“It all feels a bit unreal,” said the 59-times-capped international, who inherited the talented Arsenal squad from Laura Harvey, who was headhunted by US side Seattle Reign FC. Kerr added: “My first games in charge were in the quarter-finals of the Champions League. That might have been daunting for some but, for me, it was an exciting challenge. The club got to the semi-finals in the last two years so the expectation was to make it there again and we did that but now we want to go one better. The good thing for me is that I have a good group of girls, they are very professional and exceptionally talented and they are desperate to win.”
The club last won a European title in 2007 but, this afternoon, they will take what they hope will be a significant stride towards eventually emulating that feat, when they host VfL Wolfsburg at Meadow Park in the first leg of their Champions League semi-final.
“These are the games you want to be involved in, as a player and as a coach, and I’m excited by it. This is a different challenge to the one we face every week. Down here there is that big rivalry between English and German teams, whether that’s at international or team level, and whether it’s the men’s or the women’s teams, so that gives it another wee edge,” added Kerr.
Going into any match as the underdog is something of a rarity for Arsenal Ladies. That’s to be expected given they have amassed 38 major trophy triumphs since they were founded in 1987. But, this afternoon, their manager believes that’s exactly what they are. Not that it matters. The Scot still believes her side can win.
But it will be tough. Their opponents are a team intent on upholding Germany’s impressive record on the European stage. In the five years since Arsenal first won the premier European trophy, known back then as the UEFA Women’s Cup and now called the Women’s Champions League, Bundesliga clubs have won the competition three times and finished runners up twice. In total, they have won six of the 11 finals and finished runners up four times. But, despite that domination of the women’s European club game, Kerr says her side are going into the two-legged tie in fine fettle.

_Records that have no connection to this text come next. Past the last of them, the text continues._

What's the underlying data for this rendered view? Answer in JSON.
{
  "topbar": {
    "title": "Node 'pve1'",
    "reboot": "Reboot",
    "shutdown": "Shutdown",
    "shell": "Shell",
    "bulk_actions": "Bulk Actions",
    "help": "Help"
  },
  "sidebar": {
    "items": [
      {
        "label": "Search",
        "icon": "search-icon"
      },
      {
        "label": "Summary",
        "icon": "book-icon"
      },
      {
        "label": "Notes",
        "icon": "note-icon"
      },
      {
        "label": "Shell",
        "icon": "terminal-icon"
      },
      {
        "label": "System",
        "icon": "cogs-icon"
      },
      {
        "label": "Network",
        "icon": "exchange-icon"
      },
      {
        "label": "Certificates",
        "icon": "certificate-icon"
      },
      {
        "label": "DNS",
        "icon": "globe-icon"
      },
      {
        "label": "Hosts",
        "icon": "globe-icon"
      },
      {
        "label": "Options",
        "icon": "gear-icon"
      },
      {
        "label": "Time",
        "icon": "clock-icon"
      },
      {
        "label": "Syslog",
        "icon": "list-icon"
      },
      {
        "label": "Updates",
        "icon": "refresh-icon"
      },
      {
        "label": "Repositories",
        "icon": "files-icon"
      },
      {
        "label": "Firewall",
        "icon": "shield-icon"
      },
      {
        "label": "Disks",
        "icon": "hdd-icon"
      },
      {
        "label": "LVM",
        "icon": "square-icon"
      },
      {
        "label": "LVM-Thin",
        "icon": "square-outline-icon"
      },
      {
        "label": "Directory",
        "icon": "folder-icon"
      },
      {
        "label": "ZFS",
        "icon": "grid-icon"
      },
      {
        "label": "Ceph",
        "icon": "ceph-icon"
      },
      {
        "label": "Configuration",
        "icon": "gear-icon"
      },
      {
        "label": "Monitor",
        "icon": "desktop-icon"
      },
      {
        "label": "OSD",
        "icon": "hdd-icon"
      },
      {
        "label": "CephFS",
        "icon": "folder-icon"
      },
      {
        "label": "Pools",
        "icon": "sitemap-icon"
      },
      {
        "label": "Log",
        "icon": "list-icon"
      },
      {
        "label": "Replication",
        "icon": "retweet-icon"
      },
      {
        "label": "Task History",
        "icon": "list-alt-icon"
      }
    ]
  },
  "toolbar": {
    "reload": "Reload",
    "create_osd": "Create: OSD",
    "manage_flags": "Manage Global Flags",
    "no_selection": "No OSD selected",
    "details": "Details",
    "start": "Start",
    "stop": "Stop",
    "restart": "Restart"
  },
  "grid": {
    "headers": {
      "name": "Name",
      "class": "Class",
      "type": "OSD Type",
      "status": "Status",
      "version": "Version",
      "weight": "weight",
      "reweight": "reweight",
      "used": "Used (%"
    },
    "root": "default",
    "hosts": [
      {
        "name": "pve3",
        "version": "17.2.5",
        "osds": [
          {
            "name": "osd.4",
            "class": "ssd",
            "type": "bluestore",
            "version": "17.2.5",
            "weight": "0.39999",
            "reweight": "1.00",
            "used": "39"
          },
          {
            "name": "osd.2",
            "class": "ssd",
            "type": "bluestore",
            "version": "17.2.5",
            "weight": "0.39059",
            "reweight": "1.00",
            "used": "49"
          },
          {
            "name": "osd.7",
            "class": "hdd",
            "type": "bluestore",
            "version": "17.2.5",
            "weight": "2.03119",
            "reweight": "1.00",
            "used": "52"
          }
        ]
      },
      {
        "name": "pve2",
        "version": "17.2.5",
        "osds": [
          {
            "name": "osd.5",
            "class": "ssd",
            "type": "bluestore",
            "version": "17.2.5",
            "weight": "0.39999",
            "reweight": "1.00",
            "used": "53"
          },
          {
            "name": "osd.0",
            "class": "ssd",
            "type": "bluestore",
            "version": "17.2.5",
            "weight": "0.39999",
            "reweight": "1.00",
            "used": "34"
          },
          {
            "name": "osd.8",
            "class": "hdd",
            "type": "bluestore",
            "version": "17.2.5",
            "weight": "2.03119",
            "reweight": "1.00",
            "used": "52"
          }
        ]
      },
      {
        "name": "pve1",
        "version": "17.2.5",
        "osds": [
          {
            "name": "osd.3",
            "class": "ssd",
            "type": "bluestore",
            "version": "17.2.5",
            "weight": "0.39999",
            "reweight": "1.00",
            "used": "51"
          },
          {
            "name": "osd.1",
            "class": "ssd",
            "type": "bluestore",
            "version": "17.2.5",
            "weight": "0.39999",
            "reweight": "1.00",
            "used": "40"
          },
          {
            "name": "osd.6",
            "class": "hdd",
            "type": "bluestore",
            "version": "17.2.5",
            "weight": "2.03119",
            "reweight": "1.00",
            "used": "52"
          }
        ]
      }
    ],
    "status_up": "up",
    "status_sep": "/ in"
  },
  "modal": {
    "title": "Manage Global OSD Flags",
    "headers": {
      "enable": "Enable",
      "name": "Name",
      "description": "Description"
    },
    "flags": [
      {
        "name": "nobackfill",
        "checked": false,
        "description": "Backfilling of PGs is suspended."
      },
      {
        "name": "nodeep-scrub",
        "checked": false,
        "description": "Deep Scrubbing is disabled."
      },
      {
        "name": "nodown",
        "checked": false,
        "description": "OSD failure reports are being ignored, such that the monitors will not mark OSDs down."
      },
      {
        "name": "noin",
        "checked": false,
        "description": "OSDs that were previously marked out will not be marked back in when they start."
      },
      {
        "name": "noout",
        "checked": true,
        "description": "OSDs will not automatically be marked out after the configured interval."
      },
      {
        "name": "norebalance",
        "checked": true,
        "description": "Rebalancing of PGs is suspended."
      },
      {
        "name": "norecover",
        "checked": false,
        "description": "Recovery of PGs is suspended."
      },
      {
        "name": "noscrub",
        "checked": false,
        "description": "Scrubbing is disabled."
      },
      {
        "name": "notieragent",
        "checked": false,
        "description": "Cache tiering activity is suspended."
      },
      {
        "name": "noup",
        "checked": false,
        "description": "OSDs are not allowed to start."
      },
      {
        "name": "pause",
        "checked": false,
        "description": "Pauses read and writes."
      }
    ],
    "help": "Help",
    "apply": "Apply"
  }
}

In her four games at the helm, including those quarter-final ties, the team have scored 17 goals and conceded just one.
“We were disappointed to concede that goal, in the home leg of the quarter final against Italian side ASD Torres but, since then, we have had three clean sheets and the girls know how important that is, especially at this level because that gives us the platform to win games because we know we are strong in attack.”
Even without the vastly experienced England international Kelly Smith, who is still struggling with a soft tissue injury which has ruled her out of this afternoon’s match. But Kerr says the only selection issues she has are welcome ones. “While Kelly is a big player for us, we have so many talented players here that it’s not too big a worry.”
Among those are Scottish stars Jennifer Beattie and Kim Little, players whom Kerr helped develop while still employed by the SFA.
All the players know what is at stake. “The girls all have the talent, my job is just to provide the attention to detail and to help prepare them as best I can and give them as much info as possible on the opposition. By the time they take to the pitch, they will have a Plan A, a Plan B and a Plan C in their minds and it’s then up to them to execute it. But they took great confidence from beating another German side, past winners Turbine Potsdam, in one of the earlier rounds and I think the fact that the final will be played at Stamford Bridge this season is another huge incentive. The girls really want to get to that stage. They came close in the last two seasons. This year they want to take the next step.”
If Kerr feels it’s all a bit unreal right now, who knows how the ambitious Scot would feel with a Champions League final to prepare for after just six games at the helm. You can bet it will have been hard earned, though.